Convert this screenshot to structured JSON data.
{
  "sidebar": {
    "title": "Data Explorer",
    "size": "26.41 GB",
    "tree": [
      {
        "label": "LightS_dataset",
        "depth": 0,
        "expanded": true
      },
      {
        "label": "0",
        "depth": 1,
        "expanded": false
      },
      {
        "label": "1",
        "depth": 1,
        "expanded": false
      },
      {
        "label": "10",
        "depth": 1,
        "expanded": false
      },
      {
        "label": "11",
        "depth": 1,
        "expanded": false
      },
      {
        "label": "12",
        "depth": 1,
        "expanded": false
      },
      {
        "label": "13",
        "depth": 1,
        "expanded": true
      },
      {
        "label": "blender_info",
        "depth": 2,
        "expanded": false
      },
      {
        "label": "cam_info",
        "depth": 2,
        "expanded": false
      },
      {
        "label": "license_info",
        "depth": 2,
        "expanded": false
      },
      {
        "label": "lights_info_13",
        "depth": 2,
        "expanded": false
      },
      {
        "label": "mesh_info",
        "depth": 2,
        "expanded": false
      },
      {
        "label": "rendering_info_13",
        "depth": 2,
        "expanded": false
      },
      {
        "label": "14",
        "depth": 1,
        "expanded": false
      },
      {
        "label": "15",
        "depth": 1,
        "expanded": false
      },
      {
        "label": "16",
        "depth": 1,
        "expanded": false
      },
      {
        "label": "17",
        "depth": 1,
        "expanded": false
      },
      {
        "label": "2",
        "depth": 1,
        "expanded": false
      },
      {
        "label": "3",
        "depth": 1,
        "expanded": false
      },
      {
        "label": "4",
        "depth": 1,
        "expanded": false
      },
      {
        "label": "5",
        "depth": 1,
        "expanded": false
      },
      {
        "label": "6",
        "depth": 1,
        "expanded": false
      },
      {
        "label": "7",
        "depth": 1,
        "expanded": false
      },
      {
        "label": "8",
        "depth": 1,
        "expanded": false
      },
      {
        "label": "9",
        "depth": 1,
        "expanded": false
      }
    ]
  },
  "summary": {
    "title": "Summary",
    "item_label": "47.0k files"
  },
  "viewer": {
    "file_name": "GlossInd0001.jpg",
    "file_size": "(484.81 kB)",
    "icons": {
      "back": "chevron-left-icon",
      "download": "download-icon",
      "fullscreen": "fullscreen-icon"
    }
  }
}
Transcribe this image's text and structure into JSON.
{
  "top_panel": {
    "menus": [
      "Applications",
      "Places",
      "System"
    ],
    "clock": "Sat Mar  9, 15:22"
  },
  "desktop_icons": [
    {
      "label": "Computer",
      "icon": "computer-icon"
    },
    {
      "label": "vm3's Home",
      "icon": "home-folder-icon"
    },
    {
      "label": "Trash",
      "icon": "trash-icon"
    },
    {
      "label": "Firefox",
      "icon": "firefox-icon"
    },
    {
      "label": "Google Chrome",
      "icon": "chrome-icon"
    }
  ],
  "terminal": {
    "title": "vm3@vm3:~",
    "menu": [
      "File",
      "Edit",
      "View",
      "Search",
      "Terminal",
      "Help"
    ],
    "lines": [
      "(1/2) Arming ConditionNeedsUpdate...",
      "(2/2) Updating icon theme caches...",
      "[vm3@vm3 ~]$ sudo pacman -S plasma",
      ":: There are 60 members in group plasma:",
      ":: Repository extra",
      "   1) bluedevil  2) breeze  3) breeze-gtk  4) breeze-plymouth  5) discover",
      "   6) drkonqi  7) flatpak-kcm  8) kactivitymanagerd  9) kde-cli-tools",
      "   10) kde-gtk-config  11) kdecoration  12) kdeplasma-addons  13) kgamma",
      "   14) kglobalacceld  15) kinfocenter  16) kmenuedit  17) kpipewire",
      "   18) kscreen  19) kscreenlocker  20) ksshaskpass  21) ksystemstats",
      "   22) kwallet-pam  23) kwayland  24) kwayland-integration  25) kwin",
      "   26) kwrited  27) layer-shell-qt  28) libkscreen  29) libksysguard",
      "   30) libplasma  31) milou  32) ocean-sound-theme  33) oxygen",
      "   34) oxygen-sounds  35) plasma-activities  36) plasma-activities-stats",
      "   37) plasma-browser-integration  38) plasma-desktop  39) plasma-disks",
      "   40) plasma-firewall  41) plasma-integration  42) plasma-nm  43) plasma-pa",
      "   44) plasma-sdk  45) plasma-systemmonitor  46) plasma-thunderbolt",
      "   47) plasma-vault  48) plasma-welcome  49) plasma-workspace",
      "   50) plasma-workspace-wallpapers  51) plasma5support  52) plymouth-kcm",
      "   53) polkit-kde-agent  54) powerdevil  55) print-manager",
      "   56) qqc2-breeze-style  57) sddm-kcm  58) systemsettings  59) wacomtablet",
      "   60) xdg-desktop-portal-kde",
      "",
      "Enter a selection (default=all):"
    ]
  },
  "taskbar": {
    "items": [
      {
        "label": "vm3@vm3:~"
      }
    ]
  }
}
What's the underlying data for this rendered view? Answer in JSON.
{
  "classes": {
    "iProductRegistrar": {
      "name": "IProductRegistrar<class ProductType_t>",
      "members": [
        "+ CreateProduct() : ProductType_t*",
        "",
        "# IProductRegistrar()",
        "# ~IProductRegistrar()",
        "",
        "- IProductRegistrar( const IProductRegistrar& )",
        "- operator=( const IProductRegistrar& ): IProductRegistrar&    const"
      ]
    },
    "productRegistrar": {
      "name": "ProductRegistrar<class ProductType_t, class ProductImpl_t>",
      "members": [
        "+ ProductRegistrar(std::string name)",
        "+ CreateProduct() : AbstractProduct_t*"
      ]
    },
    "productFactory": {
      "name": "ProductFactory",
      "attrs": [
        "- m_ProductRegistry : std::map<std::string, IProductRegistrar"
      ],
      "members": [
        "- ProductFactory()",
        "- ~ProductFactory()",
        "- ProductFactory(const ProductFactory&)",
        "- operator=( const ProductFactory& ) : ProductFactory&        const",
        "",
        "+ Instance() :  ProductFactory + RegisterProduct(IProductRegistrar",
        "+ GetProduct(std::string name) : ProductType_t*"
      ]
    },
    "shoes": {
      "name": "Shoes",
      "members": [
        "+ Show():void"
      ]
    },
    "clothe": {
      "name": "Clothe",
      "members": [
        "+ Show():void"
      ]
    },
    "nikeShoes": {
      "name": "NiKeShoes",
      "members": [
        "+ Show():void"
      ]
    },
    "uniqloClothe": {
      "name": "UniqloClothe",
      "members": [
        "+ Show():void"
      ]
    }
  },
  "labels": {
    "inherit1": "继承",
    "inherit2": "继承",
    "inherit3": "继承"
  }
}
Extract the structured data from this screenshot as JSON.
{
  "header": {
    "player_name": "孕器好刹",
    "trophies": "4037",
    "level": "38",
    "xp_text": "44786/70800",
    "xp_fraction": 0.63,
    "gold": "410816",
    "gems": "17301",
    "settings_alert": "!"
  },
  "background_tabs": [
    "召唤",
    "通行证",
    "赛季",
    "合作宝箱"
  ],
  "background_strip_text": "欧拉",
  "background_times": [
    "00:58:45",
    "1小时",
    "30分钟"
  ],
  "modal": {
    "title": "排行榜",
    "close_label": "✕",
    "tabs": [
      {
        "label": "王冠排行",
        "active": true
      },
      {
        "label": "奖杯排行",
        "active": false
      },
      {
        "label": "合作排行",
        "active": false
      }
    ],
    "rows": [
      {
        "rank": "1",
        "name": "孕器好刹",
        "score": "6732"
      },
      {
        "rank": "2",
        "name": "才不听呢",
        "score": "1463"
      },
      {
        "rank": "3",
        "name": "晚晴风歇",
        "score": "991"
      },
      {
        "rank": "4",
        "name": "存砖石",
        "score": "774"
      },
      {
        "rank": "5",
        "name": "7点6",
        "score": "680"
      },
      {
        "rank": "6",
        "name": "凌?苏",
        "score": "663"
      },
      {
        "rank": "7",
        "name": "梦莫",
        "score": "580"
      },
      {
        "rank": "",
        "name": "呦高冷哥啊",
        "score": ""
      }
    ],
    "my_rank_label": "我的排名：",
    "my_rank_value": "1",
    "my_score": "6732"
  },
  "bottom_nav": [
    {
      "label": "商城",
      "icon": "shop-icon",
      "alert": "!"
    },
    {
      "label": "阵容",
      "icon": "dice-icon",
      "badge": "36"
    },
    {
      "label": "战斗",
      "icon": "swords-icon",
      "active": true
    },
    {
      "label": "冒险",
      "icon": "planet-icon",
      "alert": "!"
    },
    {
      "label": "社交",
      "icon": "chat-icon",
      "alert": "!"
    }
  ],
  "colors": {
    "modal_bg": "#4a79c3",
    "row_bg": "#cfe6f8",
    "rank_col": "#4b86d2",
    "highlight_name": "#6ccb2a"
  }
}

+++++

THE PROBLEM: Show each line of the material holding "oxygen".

RESPONSE BELOW:
      "   30) libplasma  31) milou  32) ocean-sound-theme  33) oxygen",
      "   34) oxygen-sounds  35) plasma-activities  36) plasma-activities-stats",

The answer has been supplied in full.